→ Required work
Write out every line below that includes the word "λογαριασμού".

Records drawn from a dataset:
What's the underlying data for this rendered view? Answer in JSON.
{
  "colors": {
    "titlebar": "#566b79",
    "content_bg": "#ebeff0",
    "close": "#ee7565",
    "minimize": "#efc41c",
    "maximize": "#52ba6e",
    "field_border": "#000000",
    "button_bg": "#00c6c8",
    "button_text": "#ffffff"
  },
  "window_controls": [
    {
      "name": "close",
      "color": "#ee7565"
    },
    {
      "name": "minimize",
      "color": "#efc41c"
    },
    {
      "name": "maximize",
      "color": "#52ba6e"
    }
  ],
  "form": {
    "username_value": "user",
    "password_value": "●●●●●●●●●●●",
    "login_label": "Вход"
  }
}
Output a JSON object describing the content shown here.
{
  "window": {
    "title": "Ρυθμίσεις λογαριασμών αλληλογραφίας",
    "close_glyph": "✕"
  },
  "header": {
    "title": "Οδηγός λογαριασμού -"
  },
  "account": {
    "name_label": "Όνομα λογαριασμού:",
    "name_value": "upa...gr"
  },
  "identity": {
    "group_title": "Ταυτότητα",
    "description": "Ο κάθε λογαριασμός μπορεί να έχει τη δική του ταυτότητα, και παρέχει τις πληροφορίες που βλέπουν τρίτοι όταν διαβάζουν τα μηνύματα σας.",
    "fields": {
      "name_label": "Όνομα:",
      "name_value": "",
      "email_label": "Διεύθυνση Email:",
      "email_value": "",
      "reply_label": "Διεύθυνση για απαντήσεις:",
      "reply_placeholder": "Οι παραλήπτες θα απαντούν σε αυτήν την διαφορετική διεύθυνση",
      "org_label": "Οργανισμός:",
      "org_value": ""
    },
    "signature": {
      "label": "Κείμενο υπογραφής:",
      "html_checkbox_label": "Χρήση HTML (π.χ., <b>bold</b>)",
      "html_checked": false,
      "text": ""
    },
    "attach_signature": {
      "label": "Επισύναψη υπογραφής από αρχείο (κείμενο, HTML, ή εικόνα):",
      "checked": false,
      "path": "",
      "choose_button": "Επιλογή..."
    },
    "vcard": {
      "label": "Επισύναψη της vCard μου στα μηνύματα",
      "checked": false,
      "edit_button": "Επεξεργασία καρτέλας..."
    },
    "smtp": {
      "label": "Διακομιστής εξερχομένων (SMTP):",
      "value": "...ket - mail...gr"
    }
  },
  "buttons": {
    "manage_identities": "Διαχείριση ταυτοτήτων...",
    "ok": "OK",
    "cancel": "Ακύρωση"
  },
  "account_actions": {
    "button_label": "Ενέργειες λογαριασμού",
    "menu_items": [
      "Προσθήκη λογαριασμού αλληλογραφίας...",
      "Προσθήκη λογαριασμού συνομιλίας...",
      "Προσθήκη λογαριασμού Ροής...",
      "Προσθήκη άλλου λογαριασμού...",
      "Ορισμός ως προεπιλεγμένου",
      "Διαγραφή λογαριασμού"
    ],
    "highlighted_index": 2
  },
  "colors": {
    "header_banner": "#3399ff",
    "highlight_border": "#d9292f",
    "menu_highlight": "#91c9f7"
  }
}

→ Answer to the problem
    "title": "Οδηγός λογαριασμού -"
    "name_label": "Όνομα λογαριασμού:",
    "button_label": "Ενέργειες λογαριασμού",
      "Προσθήκη λογαριασμού αλληλογραφίας...",
      "Προσθήκη λογαριασμού συνομιλίας...",
      "Προσθήκη λογαριασμού Ροής...",
      "Προσθήκη άλλου λογαριασμού...",
      "Διαγραφή λογαριασμού"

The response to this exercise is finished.